ACTIVITY:
Check each line of the entries for the string "icon". Report only how many lines have it.

··· RECORDS SUPPLIED ···

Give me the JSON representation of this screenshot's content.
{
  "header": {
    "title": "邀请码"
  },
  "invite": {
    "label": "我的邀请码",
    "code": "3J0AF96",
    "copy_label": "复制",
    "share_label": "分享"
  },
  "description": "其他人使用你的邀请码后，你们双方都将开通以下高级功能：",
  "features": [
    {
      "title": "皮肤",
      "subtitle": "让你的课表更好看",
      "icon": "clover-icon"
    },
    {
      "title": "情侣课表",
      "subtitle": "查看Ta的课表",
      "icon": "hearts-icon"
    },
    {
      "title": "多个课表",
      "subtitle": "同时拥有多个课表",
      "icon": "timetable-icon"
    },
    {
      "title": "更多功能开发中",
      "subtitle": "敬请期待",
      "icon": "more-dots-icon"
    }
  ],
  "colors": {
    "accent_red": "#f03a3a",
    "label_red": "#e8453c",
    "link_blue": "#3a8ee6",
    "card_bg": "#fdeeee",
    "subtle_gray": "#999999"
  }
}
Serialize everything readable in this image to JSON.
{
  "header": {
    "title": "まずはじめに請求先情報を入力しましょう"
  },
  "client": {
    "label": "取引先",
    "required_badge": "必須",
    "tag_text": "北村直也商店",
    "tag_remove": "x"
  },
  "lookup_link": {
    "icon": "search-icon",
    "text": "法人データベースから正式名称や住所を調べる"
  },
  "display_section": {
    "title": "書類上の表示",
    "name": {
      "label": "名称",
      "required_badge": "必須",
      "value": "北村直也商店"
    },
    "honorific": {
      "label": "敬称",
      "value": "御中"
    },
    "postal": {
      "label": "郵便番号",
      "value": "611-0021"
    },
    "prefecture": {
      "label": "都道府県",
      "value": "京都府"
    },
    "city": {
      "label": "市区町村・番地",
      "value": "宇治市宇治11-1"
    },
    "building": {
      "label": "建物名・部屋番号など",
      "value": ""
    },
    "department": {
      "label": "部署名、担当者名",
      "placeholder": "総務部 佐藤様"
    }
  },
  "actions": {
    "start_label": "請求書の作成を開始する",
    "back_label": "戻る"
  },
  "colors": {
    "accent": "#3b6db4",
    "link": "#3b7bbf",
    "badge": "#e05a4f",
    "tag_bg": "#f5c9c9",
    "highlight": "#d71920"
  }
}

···

YOUR SOLUTION:
5